A final important message is that current scientific methodologies are likely to mask the full spectrum of dietary impacts on health. Most nutritional studies of Americans compare diets that are all high in protein, most of it animal-derived. This is true for studies of high and low fat diets and even those including vegetarians (who usually replace meat with high levels of dairy products). The result, according to the authors, is to obscure the most important diet-related disease factor – animal protein .
A switch to using whole-food plant-based diets as the baseline comparison for dietary health studies could therefore provide a wealth of new insights into human disease.

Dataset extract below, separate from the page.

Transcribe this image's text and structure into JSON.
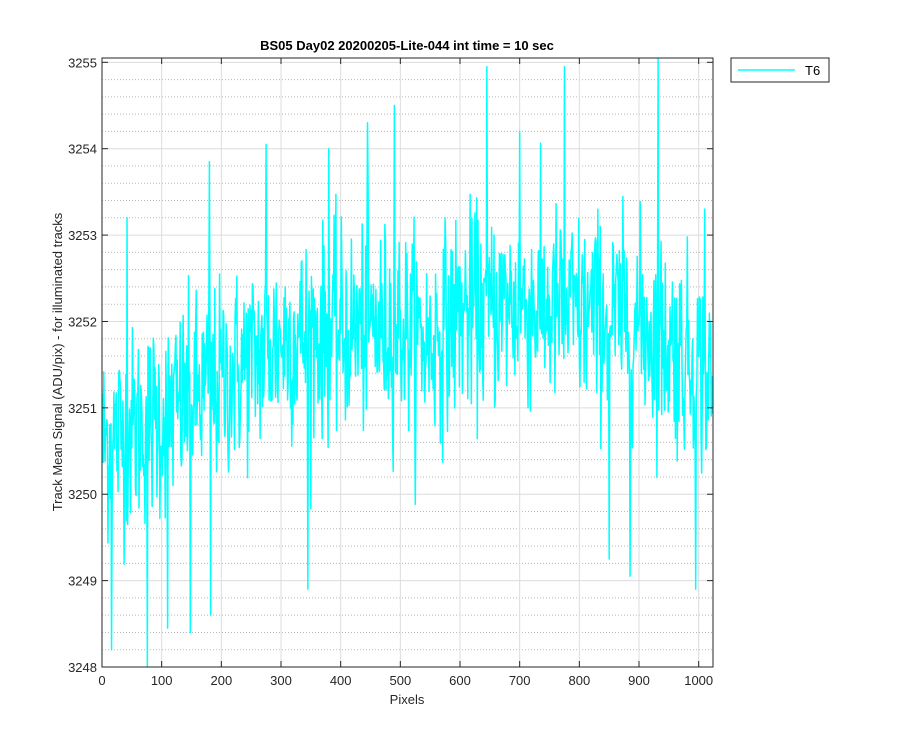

The China Study makes it clear that scientists and the public will need to fight hard to free nutrition studies and nutrition advice from the bias and control of vested interests but that the benefits of doing so would be enormous. Given the promise that a wholly, or almost wholly, plant-based diet holds for improved human health, not to mention the promise that a plant-based food system appears to have for improving the environment (e.g. Baroni et al., 2007), it is to be hoped that scientists and policy makers will find The China Study as compelling a read as individuals who wish to take responsibility for their own health.
1) Although not mentioned by the Campbells, such studies might also obscure links between dietary meat consumption and infectious disease. Byres et al (2008) have shown that a dietary sugar (Neu5Gc) incorporated into the surface of human cells is the binding target for Subtilase cytotoxin, a potent toxin produced by certain E. coli. Not only are animal products (particularly red meat and dairy) the dietary origin of the Neu5Gc found in human cells but animal products are also the main source of the disease organism.
Baroni et al. (2007) Evaluating the environmental impact of various dietary patterns combined with different food production systems. European Journal of Clinical Nutrition 61:279-286.
Byres et al. (2008) Incorporation of a non-human glycan mediates human susceptibility to a bacterial toxin. Nature 456:648-652.
ISBN: 1932100660, 978-1932100662 Publisher: Benbella Books (2004)